  16. “Anti white-supremacy pedagogy.”
  17. “Social responsibility should be priority, not degrees”
  18. “Learn social networking skills”
  19. “Access+Support = Thriving Presence”
  20. “Are we relevant to our students (background, content+context, theory vs. practice)”
  21. “K-12 needs to evolve so students are prepared for higher ed”
  22. “Teaching financial responsibility”
  23. “Lower tuition cost”
  24. “Better recognition of our administrators, faculty, & students cultural and linguistic capital”
  25. “Need students here and helping us learn what they need”
  26. “Recognize there is more than one ‘American Dream’”
  27. “Help students connect experiences in college to their future”
  28. “If we wanted to achieve equity and success for all students, we could do it. We know how- we’re too tied to students who reproduce inequality.”
  29. “Bring together disparate groups so they can all learn.”
  30. “Focus on the school’s original mission and the constituents we serve.”
  31. “Decrease the financial responsibility of students.”
  32. “Help give experiences that provide a better platform for knowledge integration… process experiences into a narrative.”

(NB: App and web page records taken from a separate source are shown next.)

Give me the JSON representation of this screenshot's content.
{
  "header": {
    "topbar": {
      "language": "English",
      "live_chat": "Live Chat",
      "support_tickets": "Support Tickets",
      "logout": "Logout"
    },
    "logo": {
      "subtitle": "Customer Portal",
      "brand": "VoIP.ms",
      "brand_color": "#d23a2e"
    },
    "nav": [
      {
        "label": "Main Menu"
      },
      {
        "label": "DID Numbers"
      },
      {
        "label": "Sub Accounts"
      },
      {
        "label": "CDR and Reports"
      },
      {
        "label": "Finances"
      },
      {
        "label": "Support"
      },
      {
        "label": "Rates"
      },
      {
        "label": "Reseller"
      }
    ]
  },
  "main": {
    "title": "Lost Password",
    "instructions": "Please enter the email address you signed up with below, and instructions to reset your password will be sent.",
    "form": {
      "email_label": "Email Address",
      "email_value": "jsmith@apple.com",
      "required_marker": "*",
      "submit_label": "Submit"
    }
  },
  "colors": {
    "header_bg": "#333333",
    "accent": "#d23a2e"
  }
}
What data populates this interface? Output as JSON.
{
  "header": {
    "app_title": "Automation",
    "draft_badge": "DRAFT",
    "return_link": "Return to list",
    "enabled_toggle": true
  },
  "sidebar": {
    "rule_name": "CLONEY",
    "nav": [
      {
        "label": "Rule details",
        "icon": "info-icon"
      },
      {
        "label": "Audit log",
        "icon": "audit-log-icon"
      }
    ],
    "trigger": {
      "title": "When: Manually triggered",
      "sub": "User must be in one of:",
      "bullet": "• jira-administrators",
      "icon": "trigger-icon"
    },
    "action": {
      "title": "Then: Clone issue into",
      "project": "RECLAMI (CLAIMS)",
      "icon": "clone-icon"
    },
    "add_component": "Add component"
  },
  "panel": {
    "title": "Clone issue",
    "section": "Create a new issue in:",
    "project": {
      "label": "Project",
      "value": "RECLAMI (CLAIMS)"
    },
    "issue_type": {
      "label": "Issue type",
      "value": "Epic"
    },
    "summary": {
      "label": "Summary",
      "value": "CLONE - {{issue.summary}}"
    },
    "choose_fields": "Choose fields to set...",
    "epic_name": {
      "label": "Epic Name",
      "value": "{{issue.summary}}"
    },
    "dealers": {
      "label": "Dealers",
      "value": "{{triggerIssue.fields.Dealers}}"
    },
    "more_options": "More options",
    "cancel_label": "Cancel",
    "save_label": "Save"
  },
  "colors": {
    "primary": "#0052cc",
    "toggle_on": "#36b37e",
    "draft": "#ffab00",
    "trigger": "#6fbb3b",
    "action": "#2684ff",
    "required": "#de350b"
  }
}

  33. “Be part of the solution.”
  34. “Student loans need to be controlled… that begins by controlling cost.”
  35. “Know what’s available for students and help connect them to the resources that will serve their goals.”
  36. “Space for reflective dialogue and unpacking assumptions.”
  37. “Expand the American Dream’s cultural narrative beyond individual economic outcomes to include purpose, fulfillment, etc.”
  38. “Improve reading, writing, and math skills.”
  39. “More real-world projects to engage and motivate learning.”
  40. “Allows for upward mobility that is not otherwise available.”
  41. “Making high impact practice more accessible and easier to navigate.”
  42. “It promotes creativity and diversity of thought. It prepares students to be problem-solvers, problem-identifiers, meta-thinkers, and socially responsible. These qualities lend themselves to a better American life”